Olney, the executive director of the Jackson County Library Foundation, said the library was symbolic of county commissioners' indecision and lack of vision.

"I'm seeing the county government just fail miserably at doing things that I consider common sense &

accountability, transparency in government, responding to the needs of the people," he said. "I don't see that happening."

To increase transparency and public involvement, he would like to see meetings held at night and in cities other than Medford more often, with the minutes posted online afterward for all to see, he said. He also wants to expand the county budget committee beyond its current six members, including the three commissioners.

"We have to monitor our budgets better," he said, noting he didn't see why the county couldn't keep the libraries open with a $273 million budget.

"We have to get more citizens involved, and non-partisan too," he said.
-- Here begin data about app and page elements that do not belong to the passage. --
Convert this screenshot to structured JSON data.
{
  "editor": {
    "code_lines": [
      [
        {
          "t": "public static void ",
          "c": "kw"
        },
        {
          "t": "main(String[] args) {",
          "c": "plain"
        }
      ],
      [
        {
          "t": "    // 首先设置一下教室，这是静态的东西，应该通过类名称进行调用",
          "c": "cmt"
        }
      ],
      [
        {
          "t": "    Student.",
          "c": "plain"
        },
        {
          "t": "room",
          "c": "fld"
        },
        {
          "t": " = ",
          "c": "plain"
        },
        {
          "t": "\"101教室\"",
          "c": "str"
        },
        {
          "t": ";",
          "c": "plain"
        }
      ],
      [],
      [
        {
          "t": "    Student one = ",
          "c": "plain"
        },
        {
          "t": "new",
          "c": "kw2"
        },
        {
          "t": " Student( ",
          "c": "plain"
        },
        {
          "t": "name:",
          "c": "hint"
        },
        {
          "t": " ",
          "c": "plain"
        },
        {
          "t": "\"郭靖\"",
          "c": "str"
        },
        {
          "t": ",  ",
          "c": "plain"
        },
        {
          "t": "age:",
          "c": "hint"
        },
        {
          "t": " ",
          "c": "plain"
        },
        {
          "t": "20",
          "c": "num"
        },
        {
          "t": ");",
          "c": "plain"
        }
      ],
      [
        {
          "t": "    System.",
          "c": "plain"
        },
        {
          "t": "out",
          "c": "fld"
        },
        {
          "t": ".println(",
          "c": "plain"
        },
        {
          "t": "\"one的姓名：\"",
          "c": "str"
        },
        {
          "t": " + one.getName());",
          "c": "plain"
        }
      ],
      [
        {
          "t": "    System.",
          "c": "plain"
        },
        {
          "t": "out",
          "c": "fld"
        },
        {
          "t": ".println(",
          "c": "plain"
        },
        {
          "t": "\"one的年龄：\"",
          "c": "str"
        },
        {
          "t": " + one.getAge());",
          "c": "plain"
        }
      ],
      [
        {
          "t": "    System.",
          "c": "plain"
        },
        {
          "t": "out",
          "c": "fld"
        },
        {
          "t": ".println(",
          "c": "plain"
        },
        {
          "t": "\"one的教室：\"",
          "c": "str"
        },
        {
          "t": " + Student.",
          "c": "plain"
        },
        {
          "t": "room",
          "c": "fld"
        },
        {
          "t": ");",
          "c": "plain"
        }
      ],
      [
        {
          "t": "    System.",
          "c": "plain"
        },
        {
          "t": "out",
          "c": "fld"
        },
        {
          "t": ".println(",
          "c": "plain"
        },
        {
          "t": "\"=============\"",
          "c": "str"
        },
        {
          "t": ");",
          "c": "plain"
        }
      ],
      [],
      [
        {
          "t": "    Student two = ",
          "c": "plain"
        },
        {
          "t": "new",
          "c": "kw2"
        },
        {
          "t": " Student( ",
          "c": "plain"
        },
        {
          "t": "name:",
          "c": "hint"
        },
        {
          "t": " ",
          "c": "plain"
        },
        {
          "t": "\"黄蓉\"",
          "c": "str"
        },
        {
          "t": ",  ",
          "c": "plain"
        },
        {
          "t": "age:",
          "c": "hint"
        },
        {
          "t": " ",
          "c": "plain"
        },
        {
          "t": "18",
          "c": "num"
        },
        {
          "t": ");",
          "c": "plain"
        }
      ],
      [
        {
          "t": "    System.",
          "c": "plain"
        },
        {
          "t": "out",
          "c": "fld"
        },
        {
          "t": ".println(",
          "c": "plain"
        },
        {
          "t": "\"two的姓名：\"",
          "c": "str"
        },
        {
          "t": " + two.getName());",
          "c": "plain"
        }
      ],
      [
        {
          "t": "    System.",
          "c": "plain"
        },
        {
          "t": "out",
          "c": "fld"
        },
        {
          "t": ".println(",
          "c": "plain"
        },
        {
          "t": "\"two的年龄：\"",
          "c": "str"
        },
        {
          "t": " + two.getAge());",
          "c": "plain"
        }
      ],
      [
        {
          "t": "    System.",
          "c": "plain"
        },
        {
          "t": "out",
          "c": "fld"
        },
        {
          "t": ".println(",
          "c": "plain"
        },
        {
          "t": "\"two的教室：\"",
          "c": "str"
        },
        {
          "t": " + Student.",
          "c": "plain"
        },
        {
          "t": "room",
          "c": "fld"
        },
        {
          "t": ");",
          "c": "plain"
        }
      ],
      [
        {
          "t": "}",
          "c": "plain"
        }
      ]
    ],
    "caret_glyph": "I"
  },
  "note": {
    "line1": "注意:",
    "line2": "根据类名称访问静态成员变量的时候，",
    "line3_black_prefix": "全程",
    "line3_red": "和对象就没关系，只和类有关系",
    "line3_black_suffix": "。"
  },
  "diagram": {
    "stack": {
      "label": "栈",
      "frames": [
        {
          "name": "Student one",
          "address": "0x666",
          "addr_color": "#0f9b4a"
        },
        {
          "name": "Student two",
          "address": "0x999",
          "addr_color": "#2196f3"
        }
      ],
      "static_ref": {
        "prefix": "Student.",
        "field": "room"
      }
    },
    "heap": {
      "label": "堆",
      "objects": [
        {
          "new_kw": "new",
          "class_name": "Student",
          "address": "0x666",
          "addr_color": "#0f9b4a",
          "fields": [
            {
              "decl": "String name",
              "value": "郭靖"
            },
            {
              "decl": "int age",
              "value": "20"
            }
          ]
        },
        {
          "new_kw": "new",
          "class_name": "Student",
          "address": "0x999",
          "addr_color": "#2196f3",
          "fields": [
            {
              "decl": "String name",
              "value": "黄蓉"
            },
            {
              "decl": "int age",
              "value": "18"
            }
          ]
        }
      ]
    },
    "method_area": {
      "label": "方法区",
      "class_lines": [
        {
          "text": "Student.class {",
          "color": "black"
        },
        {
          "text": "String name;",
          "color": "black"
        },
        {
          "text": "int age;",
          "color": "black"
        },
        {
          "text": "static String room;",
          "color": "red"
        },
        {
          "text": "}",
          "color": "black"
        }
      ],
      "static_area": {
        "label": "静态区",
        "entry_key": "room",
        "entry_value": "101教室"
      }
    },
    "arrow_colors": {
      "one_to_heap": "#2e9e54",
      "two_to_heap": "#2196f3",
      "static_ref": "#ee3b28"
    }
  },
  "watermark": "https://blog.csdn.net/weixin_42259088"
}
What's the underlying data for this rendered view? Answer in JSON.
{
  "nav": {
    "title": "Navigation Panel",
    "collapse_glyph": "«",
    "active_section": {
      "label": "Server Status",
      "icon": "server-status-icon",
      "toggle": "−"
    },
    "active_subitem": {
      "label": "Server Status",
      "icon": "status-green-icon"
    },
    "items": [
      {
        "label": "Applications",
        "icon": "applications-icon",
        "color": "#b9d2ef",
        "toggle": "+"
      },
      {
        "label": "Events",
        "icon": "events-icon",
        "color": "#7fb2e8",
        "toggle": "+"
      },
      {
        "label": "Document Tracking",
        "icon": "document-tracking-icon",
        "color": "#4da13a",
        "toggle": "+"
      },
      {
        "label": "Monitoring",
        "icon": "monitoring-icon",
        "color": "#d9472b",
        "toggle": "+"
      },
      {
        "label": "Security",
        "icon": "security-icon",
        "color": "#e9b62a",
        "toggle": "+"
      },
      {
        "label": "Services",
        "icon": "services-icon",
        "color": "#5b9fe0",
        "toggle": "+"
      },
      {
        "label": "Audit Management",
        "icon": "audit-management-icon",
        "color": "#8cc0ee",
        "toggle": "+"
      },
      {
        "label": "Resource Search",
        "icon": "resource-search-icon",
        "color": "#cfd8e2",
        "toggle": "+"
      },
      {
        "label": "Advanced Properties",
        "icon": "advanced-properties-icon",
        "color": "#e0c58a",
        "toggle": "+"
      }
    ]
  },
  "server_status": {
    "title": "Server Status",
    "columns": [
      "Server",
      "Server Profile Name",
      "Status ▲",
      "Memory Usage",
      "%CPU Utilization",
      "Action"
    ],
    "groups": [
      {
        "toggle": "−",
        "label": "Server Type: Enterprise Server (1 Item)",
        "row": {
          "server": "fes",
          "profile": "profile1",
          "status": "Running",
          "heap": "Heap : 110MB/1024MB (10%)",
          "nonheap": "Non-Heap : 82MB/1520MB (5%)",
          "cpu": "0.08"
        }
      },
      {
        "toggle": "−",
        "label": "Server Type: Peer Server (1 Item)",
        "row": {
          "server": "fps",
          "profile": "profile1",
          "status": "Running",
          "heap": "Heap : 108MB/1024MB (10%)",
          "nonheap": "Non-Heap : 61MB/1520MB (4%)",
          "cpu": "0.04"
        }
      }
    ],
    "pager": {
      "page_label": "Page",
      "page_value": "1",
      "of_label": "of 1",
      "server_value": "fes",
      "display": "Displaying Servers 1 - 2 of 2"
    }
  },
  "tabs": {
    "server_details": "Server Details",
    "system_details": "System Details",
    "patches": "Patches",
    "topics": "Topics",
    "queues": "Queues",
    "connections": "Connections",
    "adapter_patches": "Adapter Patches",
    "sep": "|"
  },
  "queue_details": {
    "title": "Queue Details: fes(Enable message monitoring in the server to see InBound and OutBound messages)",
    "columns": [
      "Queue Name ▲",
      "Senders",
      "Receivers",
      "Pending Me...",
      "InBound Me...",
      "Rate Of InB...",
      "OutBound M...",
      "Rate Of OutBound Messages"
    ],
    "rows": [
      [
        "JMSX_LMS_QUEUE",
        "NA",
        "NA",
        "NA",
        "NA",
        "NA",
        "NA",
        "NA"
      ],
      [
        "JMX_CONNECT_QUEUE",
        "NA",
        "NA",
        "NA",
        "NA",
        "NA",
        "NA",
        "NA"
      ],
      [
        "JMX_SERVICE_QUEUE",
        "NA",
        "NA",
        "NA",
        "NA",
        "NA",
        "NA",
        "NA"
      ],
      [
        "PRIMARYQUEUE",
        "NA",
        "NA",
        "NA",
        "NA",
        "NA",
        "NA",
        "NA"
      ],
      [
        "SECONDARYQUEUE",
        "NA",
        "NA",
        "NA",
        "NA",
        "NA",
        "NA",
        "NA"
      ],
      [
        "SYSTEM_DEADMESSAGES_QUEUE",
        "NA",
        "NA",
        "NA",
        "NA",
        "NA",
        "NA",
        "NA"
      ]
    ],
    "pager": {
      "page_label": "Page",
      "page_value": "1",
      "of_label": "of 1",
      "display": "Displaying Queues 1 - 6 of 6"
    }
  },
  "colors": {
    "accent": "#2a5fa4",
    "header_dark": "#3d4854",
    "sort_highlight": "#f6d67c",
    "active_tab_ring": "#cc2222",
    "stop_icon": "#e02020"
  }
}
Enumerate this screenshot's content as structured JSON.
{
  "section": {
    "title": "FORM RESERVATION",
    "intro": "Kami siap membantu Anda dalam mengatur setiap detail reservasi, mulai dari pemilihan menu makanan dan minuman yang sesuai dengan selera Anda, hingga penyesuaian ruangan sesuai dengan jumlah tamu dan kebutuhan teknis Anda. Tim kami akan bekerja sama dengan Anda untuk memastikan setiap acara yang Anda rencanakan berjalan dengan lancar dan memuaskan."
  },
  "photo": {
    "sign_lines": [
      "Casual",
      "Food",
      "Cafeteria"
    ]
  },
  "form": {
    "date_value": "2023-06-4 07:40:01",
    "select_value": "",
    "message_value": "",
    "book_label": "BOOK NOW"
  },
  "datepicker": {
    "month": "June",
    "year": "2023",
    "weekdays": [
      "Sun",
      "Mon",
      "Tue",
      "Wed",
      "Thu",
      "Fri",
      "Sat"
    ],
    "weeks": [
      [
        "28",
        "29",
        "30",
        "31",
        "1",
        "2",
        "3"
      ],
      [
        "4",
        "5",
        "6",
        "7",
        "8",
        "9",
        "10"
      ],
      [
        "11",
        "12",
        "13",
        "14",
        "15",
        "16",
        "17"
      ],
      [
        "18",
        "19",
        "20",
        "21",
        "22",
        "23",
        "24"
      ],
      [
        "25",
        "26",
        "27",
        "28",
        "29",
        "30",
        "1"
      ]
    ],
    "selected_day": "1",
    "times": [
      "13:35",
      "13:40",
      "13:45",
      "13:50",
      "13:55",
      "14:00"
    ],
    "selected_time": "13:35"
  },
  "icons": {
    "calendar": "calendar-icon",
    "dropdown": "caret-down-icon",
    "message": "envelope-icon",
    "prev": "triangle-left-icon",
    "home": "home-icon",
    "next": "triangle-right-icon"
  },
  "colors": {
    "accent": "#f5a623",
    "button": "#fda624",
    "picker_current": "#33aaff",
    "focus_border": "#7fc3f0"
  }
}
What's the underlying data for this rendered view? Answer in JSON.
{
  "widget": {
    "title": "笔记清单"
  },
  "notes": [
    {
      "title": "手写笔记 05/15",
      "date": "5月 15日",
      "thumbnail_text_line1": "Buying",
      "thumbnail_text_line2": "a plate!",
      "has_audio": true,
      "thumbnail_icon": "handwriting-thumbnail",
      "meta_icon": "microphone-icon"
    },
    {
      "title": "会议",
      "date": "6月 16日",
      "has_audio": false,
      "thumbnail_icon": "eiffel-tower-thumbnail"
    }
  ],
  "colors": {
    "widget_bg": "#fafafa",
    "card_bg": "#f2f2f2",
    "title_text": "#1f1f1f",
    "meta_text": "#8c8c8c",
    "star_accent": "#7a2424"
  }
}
Olney's career has included government, nonprofit and education work. After earning a master's degree in public administration, he worked for the Oregon Legislative Assembly performing audits of state agencies, then as executive director of Associated Builders and Contractors, a statewide agency. He has taught university classes since 1994, moving online in 2000. Through his nonprofit and education work, Olney says he's learned how to gather input from all sides of an issue, a strategy he would like to see the board of commissioners adopt.

In the discussions he's had so far, high property taxes top the list of voter concerns, he said. To enhance economic development and keep taxes down, he would like the county to take a more supportive stance on education, affordable housing and attracting business.

"We can keep attracting the tourists, and we can try to attract business, but if we don't have the personnel to work with them, we don't go anywhere," he said, adding that businesses require an educated workforce that can afford to live in the area.

He is a member of the Southern Oregon Regional Economic Development, Inc. marketing committee, which encourages Bay Area businesses to expand or relocate to Jackson County, and as a commissioner, he would join in that work, he said.

Olney, who sailed from Oregon to Key West on a solar-powered boat before moving to Ashland in 2004, said he also wants to see more emphasis on sustainability and environmental issues. He would propose requiring new residential and commercial developments to use some sort of alternative energy or justify why they aren't doing so, he said, and he wants to see more resolution of the controversy around Bureau of Land Management forests.

"If I'm there, I'm going to lead that discussion and get people to sit at the table and tell me why you can't agree on anything," he said. "We have to do some harvesting to generate some money for the wood industry. We want to keep those jobs, we want to keep as many of those factories here, but we don't want to compromise our forest land."

Although he said he would not take a uniquely Ashland approach to the commission, the city does offer an attitude that could be applied to the entire county in solving problems.

"Everybody is talking to people about issues that matter to them, and they're trying to come to some kind of consensus," he said. "It's the conversation we're not having countywide that we have in Ashland on a regular basis, and that's what we've got to have."

Staff writer can be reached at 482-3456 ext. 227 or .